Greenhouse observations: Styles measured during the hermaphroditic phase ranged in length from 12 to 18 mm, with the extremes of this range present on the same plant at the same time.   After two to three days of being pistillate, flowers with longer styles automatically self-pollinated because the stigma came in contact with the dehisced anthers.   Flowers having shorter styles were similarly protogynous but were also herkogamous: dehisced anthers and the stigma remained separated by 3 mm and the stigma remained free of pollen in the absence of pollinators.   Style length variation data are preliminary given low sample size (n = 7 measurements) and because for this study T.M. used three plants and did not know if these were from separate seeds, or cuttings of one or two individuals (seeds were sown in 1996 but these observations were not made until the year 2000).  
Figure 5. Stamens (two) attached to base of corolla, showing laterally expanded base of stamen in ventral view, Jaltomata biflora; photo by Melissa Luna, Mione 608, flower from a plant grown in Connecticut and then preserved in 70% ethanol.
Jaltomata biflora held by Peruvian man
Figure 6. Branches, leaves and inflorescenes of Jaltomata biflora. The corolla-androecium has dropped off of the flower on the right, revealing the calyx, yellowish ovarian disk and ovary. Photo by Daniel Mugaburu in Peru at or near type locality.

Figure 7.

Stamens (two,
three were
removed)
attached to
base of corolla

Jaltomata biflora

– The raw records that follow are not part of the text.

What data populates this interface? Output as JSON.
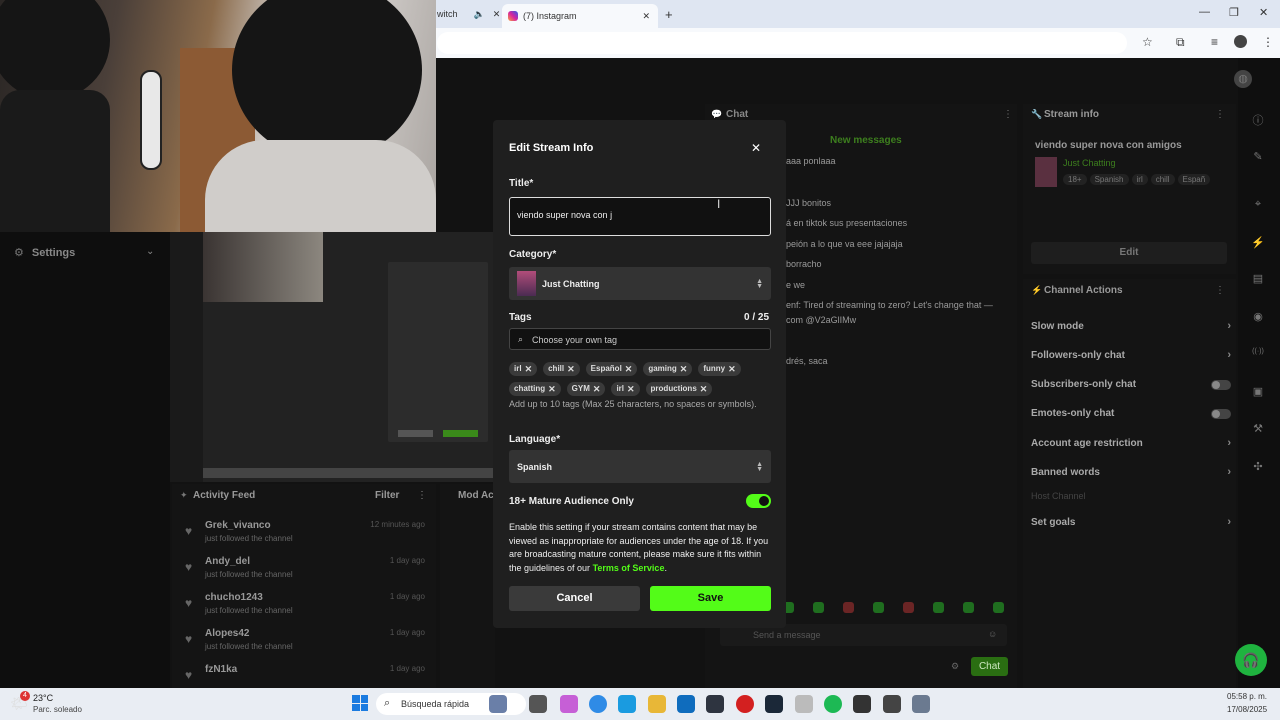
{
  "browser": {
    "tab1_label": "witch",
    "tab2_label": "(7) Instagram",
    "new_tab": "+",
    "minimize": "—",
    "restore": "❐",
    "close": "✕"
  },
  "sidebar": {
    "settings_label": "Settings"
  },
  "activity_feed": {
    "title": "Activity Feed",
    "filter_label": "Filter",
    "mod_label": "Mod Ac",
    "items": [
      {
        "name": "Grek_vivanco",
        "action": "just followed the channel",
        "time": "12 minutes ago"
      },
      {
        "name": "Andy_del",
        "action": "just followed the channel",
        "time": "1 day ago"
      },
      {
        "name": "chucho1243",
        "action": "just followed the channel",
        "time": "1 day ago"
      },
      {
        "name": "Alopes42",
        "action": "just followed the channel",
        "time": "1 day ago"
      },
      {
        "name": "fzN1ka",
        "action": "",
        "time": "1 day ago"
      }
    ]
  },
  "chat": {
    "title": "Chat",
    "new_messages": "New messages",
    "lines": [
      "aaa ponlaaa",
      "JJJ bonitos",
      "á en tiktok sus presentaciones",
      "peión a lo que va eee jajajaja",
      "borracho",
      "e we",
      "enf: Tired of streaming to zero? Let's change that —",
      "com @V2aGlIMw",
      "drés, saca"
    ],
    "send_placeholder": "Send a message",
    "chat_button": "Chat"
  },
  "stream_info": {
    "title": "Stream info",
    "stream_title": "viendo super nova con amigos",
    "category": "Just Chatting",
    "tags": [
      "18+",
      "Spanish",
      "irl",
      "chill",
      "Españ"
    ],
    "edit_label": "Edit"
  },
  "channel_actions": {
    "title": "Channel Actions",
    "items": [
      "Slow mode",
      "Followers-only chat",
      "Subscribers-only chat",
      "Emotes-only chat",
      "Account age restriction",
      "Banned words",
      "Host Channel",
      "Set goals"
    ]
  },
  "modal": {
    "title": "Edit Stream Info",
    "title_label": "Title*",
    "title_value": "viendo super nova con j",
    "category_label": "Category*",
    "category_value": "Just Chatting",
    "tags_label": "Tags",
    "tags_count": "0 / 25",
    "tag_placeholder": "Choose your own tag",
    "tags": [
      "irl",
      "chill",
      "Español",
      "gaming",
      "funny",
      "chatting",
      "GYM",
      "irl",
      "productions"
    ],
    "tags_help": "Add up to 10 tags (Max 25 characters, no spaces or symbols).",
    "language_label": "Language*",
    "language_value": "Spanish",
    "mature_label": "18+ Mature Audience Only",
    "mature_on": true,
    "mature_desc": "Enable this setting if your stream contains content that may be viewed as inappropriate for audiences under the age of 18. If you are broadcasting mature content, please make sure it fits within the guidelines of our",
    "terms_link": "Terms of Service",
    "cancel_label": "Cancel",
    "save_label": "Save"
  },
  "taskbar": {
    "weather_temp": "23°C",
    "weather_desc": "Parc. soleado",
    "weather_badge": "4",
    "search_label": "Búsqueda rápida",
    "time": "05:58 p. m.",
    "date": "17/08/2025"
  },
  "colors": {
    "accent": "#53fc18",
    "modal_bg": "#1f1f1f",
    "field_bg": "#333333"
  }
}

Photo by Melissa Luna, T. Mione 608, flower from a plant grown in Connecticut and then preserved in 70% ethanol.

 

Literature Cited